## Activity
From the records below, copy each line in which the string "data" occurs.

BEGIN

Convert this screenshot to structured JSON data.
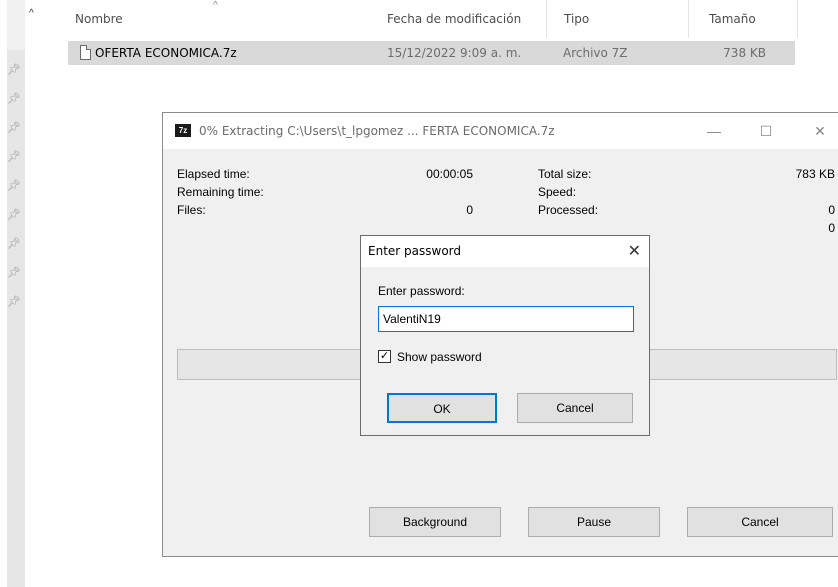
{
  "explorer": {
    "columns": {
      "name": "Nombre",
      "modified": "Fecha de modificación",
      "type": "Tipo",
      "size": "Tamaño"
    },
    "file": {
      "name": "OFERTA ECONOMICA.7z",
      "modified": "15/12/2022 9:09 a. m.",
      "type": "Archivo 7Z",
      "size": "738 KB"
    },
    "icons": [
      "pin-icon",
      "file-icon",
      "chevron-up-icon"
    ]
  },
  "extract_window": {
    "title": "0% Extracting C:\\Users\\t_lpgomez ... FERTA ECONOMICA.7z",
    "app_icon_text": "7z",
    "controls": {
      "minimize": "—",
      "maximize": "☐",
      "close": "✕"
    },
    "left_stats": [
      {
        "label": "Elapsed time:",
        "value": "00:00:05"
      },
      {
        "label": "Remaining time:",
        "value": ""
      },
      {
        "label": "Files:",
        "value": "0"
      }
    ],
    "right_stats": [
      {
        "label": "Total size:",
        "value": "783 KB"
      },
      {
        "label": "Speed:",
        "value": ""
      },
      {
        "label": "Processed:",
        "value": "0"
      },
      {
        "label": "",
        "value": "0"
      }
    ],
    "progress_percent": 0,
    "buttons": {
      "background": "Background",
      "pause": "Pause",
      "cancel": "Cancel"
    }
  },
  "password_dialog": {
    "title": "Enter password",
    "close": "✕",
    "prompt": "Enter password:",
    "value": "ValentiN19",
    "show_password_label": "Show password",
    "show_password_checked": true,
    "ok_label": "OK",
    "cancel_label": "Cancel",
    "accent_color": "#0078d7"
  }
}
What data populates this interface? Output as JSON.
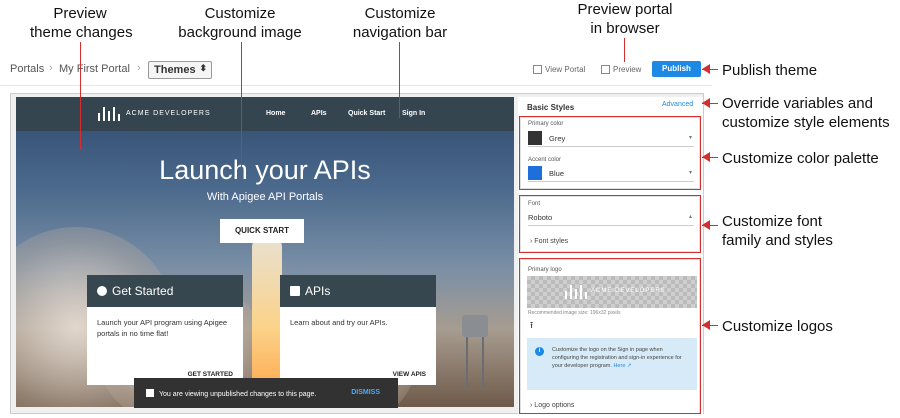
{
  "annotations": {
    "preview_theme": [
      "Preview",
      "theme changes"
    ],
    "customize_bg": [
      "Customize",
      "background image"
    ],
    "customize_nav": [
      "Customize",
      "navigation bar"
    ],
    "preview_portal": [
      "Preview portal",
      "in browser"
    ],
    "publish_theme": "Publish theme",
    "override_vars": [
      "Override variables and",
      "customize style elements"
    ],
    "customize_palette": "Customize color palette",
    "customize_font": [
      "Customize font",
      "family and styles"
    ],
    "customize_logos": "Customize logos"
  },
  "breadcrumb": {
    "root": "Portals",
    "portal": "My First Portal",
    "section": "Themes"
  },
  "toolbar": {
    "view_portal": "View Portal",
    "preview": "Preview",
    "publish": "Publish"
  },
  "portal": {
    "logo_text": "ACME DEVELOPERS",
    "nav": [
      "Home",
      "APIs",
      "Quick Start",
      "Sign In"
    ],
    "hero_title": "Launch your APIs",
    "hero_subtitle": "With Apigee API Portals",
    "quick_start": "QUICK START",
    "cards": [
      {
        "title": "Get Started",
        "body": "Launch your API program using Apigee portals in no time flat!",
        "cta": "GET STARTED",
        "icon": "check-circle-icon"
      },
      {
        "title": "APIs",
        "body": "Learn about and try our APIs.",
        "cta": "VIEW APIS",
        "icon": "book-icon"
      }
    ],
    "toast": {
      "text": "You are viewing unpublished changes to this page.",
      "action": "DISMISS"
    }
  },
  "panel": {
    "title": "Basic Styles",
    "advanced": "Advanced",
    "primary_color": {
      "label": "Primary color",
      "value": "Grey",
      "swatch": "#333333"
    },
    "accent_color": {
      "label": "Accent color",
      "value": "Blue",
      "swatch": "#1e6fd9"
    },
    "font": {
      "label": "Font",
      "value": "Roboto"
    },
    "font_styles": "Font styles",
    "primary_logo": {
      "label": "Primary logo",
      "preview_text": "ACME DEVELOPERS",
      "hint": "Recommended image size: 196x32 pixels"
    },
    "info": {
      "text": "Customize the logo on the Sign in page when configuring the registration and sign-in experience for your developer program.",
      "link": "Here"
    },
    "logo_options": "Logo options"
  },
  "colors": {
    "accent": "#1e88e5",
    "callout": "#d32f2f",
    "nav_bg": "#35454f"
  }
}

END
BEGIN

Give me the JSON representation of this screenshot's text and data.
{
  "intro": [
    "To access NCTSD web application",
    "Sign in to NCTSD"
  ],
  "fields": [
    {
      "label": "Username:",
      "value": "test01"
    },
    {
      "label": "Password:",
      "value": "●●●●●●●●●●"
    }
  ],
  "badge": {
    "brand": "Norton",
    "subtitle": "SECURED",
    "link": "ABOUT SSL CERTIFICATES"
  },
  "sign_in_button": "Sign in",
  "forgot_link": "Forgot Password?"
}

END

## Output for this task
Convert this screenshot to structured JSON data.
What data populates this interface? Output as JSON.
Give me the JSON representation of this screenshot's text and data.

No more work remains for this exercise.